Jesus was a ghost to them because they couldn’t see Him clearly in the fog.
Have you ever been in that kind of season? Jesus is there, but you just can’t seem to see Him clearly through your circumstances? Yet we see the specific words of Matthew 14: “Jesus made the disciples get into the boat.”
This verse recently caught my attention and forced me to ask this question: Jesus makes us get into the boat that leads to our storm?
But He meets us there.
And isn’t it interesting that He appeared when the storm was at its worst? Do you resonate with the feeling of God being late? Of his making you wait when it doesn’t seem it can get much worse?
But He comes. Jesus reveals Himself to the disciples and says, “It’s me. Don’t be afraid. I am here.”
During the storm that I was in, the scripture in James 1:4 stood out to me. I wrote the verse largely on my bathroom mirror with a dry erase marker, so I had to see it every day:
“Perseverance must finish its work so that you may be mature and complete, not lacking anything.”
The Message paraphrase says it like this:
“So don’t try to get out of anything prematurely. Let it do its work so you become mature and well-developed, not deficient in any way.”
I perceived Jesus was saying this to me: “I’m here. I sent you to this place. This season. You are being trained to trust Me. I know you’re scared. But I am with you. And you will look back on this season well-developed, mature and stronger in your faith in Me than before.”
Then I started thinking about Peter and his response to Jesus in that story. He walked on the water and then nearly drowned in doubt.
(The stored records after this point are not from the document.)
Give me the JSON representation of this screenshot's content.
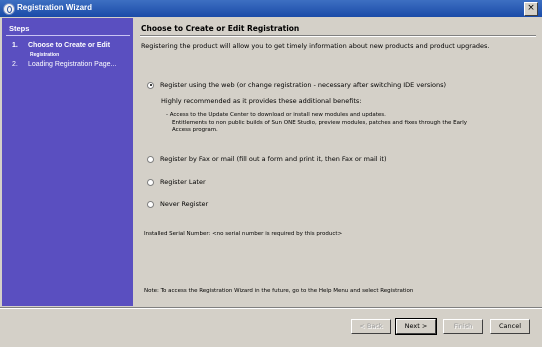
{
  "window": {
    "title": "Registration Wizard",
    "close_glyph": "×"
  },
  "steps": {
    "title": "Steps",
    "items": [
      {
        "number": "1.",
        "label": "Choose to Create or Edit",
        "sublabel": "Registration"
      },
      {
        "number": "2.",
        "label": "Loading Registration Page..."
      }
    ]
  },
  "main": {
    "title": "Choose to Create or Edit Registration",
    "intro": "Registering the product will allow you to get timely information about new products and product upgrades.",
    "options": [
      {
        "label": "Register using the web (or change registration - necessary after switching IDE versions)",
        "checked": true
      },
      {
        "label": "Register by Fax or mail (fill out a form and print it, then Fax or mail it)",
        "checked": false
      },
      {
        "label": "Register Later",
        "checked": false
      },
      {
        "label": "Never Register",
        "checked": false
      }
    ],
    "benefits_heading": "Highly recommended as it provides these additional benefits:",
    "benefits": [
      "- Access to the Update Center to download or install new modules and updates.",
      "Entitlements to non public builds of Sun ONE Studio, preview modules, patches and fixes through the Early",
      "Access program."
    ],
    "serial": "Installed Serial Number: <no serial number is required by this product>",
    "note": "Note: To access the Registration Wizard in the future, go to the Help Menu and select Registration"
  },
  "buttons": {
    "back": "< Back",
    "next": "Next >",
    "finish": "Finish",
    "cancel": "Cancel"
  }
}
When we start to see Jesus in our circumstances, we have a choice: To trust Him or to take matters into our own hands. Do you ever wonder why Peter got out of the boat? His very question was, “If it’s you, call me to you.” Jesus had just revealed Himself, but Peter wanted more proof!
And Jesus met him there in his doubt. He invited Peter to walk on water. He could have said, Don’t you believe me? I just told you who I am and that I am here and you don’t need to be afraid of this storm. But instead He meets Peter where He is and shows Himself to Peter in a way that would not only encourage Peter’s faith to mature, but to encourage all believers who would someday read this story and relate to the scene.
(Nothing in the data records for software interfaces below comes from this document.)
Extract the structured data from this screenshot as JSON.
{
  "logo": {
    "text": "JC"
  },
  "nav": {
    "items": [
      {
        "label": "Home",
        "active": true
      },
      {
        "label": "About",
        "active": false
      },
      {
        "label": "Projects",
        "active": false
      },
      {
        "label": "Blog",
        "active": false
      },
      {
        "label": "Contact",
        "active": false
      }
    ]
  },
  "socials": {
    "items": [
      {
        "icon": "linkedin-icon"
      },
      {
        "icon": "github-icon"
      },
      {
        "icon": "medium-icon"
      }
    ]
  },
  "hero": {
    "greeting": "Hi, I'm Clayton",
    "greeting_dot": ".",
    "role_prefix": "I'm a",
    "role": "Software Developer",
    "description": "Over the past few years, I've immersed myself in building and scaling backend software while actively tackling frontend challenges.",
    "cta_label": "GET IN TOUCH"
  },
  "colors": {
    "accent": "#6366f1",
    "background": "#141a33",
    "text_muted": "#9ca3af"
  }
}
So is maturing you what God is doing through these waves of adversity?
If you look at other verses on maturity in Scripture, you will see verses like these:
Hebrews 12:11, “It is the well-trained who find themselves mature in their relationship with God.”
I am beginning to truly understand and experience that with training comes the pain of endurance—storms of all kinds that Jesus leads me into. I can’t think of an example where training of any kind does not involve something hard.
If it’s physical training, it is a building up of muscle and stamina and great determination, which initially is so hard that I am tempted to quit before I start. But then I start to see the results of better health and energy, and it was worth the perseverance.
If it is job training, it is a time of learning cultures and structures, methods and skills and, for me, it feels like drinking from the firehose in the beginning. But after a while, I start to see the hard work pay off, and I feel empowered from the new challenges and the fruit of my labor.
I find if it is spiritual training, it is the knowledge and discernment to see my circumstances as a storm to be conquered and not a place to die. A valley to cross through in order to reach the mountain. A growth spurt for my soul, if I can push through the pain through prayer. To trust that His peace surpasses all understanding, if I will let it.
Jesus pushed those disciples into that storm. And then He met them there. And He encountered Peter in a new way.
I think the maturity of our faith journey looks a lot like this, when we may not recognize Jesus, and instead we fear what He is up to. If we truly know Him, we should be in anticipation that He is always here, and He is going to calm us even if He doesn’t calm our surroundings.
The storms are making us more like Him. He makes us go and then He meets us there, and He encourages our feeble, but ever-growing progress in trusting Him.